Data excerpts
Start of Block

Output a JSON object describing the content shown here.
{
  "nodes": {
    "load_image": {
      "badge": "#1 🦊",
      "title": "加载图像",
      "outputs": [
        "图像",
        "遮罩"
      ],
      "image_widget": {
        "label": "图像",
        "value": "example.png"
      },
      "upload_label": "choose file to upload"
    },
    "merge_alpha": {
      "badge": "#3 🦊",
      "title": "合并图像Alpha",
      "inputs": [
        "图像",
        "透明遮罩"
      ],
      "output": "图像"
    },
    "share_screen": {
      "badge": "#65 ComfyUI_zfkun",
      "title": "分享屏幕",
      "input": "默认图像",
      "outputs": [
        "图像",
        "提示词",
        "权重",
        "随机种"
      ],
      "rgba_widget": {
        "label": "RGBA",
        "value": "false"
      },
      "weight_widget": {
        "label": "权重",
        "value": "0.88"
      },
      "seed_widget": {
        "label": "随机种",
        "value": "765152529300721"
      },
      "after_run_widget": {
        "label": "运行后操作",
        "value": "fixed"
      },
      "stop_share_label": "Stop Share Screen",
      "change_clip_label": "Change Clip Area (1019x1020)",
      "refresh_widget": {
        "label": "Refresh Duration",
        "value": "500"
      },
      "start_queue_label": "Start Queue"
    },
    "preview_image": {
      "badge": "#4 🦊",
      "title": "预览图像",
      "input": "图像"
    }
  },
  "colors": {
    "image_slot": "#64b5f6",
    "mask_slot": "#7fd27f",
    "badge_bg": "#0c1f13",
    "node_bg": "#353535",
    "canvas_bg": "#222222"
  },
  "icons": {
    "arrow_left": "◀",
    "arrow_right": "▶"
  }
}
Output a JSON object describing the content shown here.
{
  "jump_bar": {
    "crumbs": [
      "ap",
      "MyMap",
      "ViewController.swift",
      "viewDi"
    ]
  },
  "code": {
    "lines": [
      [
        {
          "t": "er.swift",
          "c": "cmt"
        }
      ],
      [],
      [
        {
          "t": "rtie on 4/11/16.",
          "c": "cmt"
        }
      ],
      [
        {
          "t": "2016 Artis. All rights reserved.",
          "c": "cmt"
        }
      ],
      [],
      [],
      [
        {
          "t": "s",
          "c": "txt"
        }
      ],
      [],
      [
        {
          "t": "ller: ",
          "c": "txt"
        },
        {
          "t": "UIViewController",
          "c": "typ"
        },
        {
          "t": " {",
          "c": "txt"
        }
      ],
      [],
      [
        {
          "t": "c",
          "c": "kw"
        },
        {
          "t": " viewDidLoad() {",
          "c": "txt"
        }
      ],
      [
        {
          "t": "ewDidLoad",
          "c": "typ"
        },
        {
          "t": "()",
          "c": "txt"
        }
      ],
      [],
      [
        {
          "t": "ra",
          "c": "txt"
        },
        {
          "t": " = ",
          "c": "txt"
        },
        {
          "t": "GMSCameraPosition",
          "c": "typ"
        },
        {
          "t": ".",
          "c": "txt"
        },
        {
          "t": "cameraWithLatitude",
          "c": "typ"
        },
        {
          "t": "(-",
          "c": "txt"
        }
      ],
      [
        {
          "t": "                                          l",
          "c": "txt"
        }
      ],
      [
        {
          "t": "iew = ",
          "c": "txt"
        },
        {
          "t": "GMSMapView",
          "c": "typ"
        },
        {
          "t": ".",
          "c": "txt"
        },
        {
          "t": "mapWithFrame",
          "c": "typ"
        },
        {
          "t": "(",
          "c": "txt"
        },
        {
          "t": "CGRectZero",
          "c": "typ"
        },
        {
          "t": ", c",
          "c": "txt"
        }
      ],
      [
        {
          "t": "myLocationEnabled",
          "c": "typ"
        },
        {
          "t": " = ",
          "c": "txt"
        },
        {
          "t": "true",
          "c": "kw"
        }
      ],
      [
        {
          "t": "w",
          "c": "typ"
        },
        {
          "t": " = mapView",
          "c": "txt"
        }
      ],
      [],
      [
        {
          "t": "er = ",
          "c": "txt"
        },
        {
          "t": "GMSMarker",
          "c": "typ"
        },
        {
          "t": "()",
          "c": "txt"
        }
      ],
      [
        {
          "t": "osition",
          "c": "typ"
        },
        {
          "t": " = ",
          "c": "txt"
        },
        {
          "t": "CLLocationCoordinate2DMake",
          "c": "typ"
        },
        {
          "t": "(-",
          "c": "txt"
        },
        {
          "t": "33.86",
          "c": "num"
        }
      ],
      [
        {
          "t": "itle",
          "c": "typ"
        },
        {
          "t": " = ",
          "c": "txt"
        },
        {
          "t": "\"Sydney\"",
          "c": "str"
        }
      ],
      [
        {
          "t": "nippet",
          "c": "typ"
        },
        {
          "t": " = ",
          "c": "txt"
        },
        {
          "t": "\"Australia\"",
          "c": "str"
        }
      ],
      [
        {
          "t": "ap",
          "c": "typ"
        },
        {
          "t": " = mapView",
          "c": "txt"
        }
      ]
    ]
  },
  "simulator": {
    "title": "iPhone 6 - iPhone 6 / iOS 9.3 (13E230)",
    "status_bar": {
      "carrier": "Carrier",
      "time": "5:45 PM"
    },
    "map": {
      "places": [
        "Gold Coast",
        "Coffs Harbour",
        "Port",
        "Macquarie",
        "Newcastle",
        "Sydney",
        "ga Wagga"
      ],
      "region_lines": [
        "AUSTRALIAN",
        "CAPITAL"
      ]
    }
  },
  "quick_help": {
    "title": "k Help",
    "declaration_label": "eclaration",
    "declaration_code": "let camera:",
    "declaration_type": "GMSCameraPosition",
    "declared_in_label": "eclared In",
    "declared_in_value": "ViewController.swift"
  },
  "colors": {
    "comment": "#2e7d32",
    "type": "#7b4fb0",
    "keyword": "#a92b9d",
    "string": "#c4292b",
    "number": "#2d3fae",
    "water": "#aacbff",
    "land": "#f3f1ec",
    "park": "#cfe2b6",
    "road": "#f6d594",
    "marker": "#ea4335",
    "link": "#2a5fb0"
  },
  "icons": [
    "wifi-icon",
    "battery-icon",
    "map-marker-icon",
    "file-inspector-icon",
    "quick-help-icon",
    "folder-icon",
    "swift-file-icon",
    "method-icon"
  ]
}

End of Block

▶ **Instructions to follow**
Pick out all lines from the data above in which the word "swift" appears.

▶ **Output for this exercise**
      "ViewController.swift",
          "t": "er.swift",
    "declared_in_value": "ViewController.swift"
    "swift-file-icon",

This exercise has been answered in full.